- Use the Thesarus: Get more mileage out of your writing by using better vocabulary in your titles. Avoid ‘things’ and ‘stuff’. Replace them with ‘essence’ and ‘substance’. Go for emotional triggers with words like ‘painstaking’, ‘essential’, and ‘strange’.
- Use the 5 Ws: Using one of these triggers in a title explains and answers questions right up front. Using Who, What, When, Where, Why (don’t forget How) challenges the reader and lets them know that you will be answering their burning questions in this article
- Be Yourself: Or, you can just throw all of these tips out the window and just be yourself. Remember why you are writing. Is it to try and pay rent? You might want to pay close attention to the best practices in order to maximize your results. Are you doing this as a passion project or hobby? Have at it, be weird, try and be funny, or just do what makes you happy. The only true validation you need is what you see in the mirror

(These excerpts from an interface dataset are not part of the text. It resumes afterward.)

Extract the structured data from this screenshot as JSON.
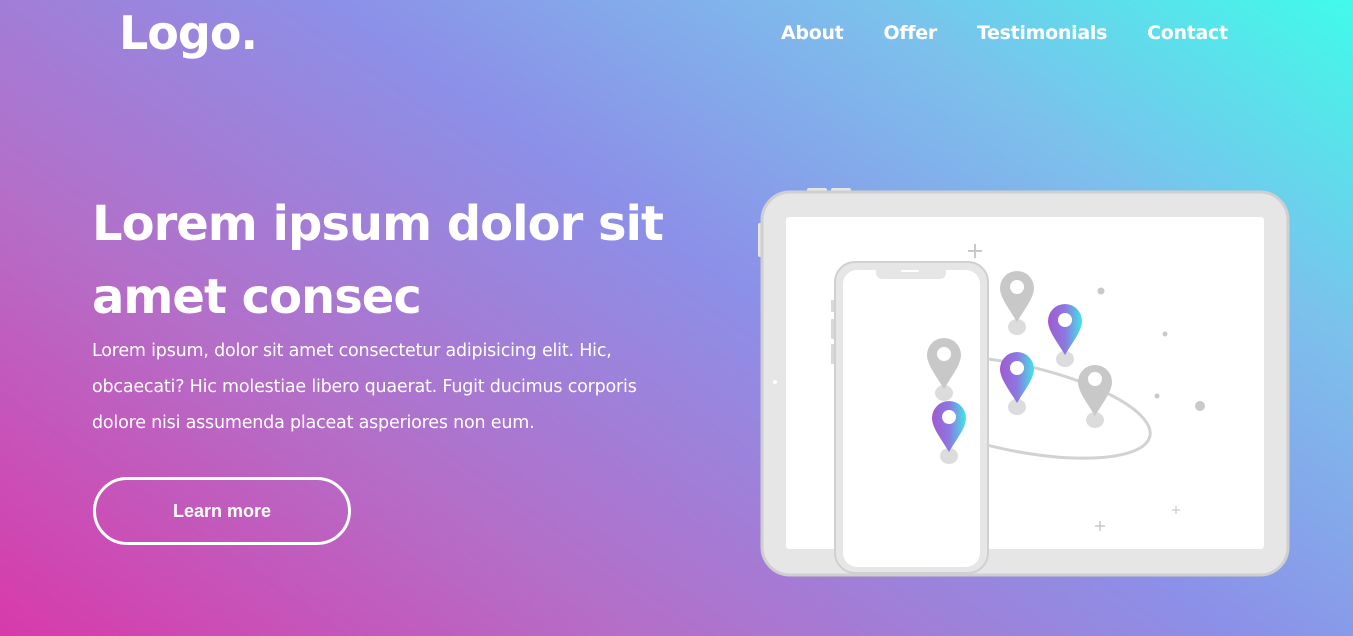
{
  "header": {
    "logo": "Logo.",
    "nav": [
      "About",
      "Offer",
      "Testimonials",
      "Contact"
    ]
  },
  "hero": {
    "title": "Lorem ipsum dolor sit amet consec",
    "text": "Lorem ipsum, dolor sit amet consectetur adipisicing elit. Hic, obcaecati? Hic molestiae libero quaerat. Fugit ducimus corporis dolore nisi assumenda placeat asperiores non eum.",
    "cta_label": "Learn more"
  },
  "colors": {
    "gradient_start": "#d83aaa",
    "gradient_mid": "#8c90e8",
    "gradient_end": "#40fbea",
    "device_frame": "#e6e6e6",
    "pin_gray": "#c8c8c8"
  },
  "illustration": {
    "name": "devices-map-pins-illustration"
  }
}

Research continually shows that more and more people drop out the longer an article is. That is fine — we are focused on the title in this article. But don’t forget that delivering a solid article past the catchy and creative title is critical to building readers that want to come back and read more later. In conclusion, thank you to the 17% of people that read further on this article and made it this far. May you always write memorable headlines and get lots of readers following through to your articles! Thanks for reading!
Originally published at kevinwanke.com on December 17, 2019. Kevin’s blog focuses on advice for new Engineers and for Engineering Managers.